Now it has not wholly escaped my attention that rather than having asserted my dominance over the dog, I’m actually being manipulated by her. But as long as I can manipulate her right back and get her to do at least a modicum of what I want, I’m happy to turn a blind eye to that. I’m working on the premise that if it’s more fun to be with me than without me, Fly will choose to be with me.
It’s not exactly One Man and His Dog, but what I’m trying to get her to do is focus on me long enough for us to go together to where the sheep are, to do a bit of work, then come back together once we’ve finished. Until now, Fly has preferred to slink out off the kennel and purposefully dash up to the field where she believes the nearest group of sheep to be. She waits there to be told what to do, then once we’ve finished she dashes off somewhere else to look for more sheep, whether I like it or not.
Since there’s nothing more frustrating/exasperating/humiliating than yelling ineffectually as a dog rapidly disappears over the horizon, I have learned to hoodwink Fly with my new secret weapon. I’ve upgraded from a stick and now have a red ball on a string. Fly loves the red ball almost as much as she loves sheep. Her focus on it is so laser-like that she’ll stick with me all the way to the furthest group of sheep in the furthest field. She’ll then work the sheep broadly to my instruction (in this department it’s my skill that’s lacking not hers) and when we’re finished and she’s had the “that will do” command, she’ll lock straight back on to the red ball and come home with me.

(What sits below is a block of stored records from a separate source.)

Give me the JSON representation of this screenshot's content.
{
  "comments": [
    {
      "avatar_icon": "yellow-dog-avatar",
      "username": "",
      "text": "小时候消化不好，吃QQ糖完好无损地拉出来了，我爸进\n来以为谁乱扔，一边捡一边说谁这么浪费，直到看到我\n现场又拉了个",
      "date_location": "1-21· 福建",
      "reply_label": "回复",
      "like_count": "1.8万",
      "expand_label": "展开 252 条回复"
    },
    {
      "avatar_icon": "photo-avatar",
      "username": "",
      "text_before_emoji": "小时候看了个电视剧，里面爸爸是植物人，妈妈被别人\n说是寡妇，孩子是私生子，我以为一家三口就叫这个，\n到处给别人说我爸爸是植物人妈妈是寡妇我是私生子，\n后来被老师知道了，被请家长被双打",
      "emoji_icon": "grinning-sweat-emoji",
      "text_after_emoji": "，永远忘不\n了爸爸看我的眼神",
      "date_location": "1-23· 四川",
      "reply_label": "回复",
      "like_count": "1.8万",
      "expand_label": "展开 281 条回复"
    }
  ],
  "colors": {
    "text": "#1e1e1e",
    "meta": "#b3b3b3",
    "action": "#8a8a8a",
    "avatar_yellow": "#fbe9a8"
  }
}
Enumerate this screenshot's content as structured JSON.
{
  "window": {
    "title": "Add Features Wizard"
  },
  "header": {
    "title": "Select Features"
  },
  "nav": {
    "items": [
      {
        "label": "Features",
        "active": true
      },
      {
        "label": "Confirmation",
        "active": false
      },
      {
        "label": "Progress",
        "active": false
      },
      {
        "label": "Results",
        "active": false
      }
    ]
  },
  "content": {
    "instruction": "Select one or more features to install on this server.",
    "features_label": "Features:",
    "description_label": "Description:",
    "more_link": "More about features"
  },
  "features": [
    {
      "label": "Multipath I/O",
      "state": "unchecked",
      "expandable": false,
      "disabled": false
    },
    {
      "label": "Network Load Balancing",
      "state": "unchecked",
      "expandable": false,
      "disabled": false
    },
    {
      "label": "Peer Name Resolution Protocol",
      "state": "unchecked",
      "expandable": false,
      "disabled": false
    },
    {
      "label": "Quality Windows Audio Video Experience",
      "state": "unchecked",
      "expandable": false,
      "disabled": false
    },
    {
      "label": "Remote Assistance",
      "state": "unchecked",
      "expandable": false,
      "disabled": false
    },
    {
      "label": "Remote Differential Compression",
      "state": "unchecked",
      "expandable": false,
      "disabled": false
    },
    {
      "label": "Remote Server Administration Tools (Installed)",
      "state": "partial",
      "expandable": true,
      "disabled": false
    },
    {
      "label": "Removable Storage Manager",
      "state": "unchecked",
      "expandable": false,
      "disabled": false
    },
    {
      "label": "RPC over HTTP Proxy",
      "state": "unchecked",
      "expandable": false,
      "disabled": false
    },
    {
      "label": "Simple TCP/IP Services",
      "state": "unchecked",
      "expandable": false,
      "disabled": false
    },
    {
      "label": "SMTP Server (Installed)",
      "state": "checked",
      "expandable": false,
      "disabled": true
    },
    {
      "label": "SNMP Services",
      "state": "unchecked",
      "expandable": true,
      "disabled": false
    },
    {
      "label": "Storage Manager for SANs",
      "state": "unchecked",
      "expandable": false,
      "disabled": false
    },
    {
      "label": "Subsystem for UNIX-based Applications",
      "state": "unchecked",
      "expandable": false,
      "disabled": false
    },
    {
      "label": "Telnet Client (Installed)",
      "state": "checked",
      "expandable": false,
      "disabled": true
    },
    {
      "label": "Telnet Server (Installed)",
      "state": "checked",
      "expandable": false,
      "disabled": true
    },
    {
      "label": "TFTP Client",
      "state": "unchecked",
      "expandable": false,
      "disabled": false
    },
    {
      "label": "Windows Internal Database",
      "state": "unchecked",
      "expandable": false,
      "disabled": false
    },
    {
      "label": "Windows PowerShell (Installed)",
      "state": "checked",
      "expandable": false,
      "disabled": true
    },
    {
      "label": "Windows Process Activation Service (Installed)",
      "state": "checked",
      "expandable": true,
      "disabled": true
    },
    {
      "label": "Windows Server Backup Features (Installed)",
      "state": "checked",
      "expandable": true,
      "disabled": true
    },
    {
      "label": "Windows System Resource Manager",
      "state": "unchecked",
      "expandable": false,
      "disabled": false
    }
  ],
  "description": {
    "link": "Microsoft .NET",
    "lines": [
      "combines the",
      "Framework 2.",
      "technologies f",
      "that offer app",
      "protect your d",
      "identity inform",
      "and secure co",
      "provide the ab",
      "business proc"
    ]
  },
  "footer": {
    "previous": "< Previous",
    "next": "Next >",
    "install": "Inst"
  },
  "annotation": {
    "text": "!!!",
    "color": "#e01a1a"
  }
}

With this small victory under our belts, I must now consider what’s next. Unavoidably, for Fly and I to progress any further in our shepherding partnership, the onus is on me to learn how to effectively ask her to do what I want with the sheep. I fear this may require something more than a red ball on a string. I may have to invest in the One Man and His Dog box set.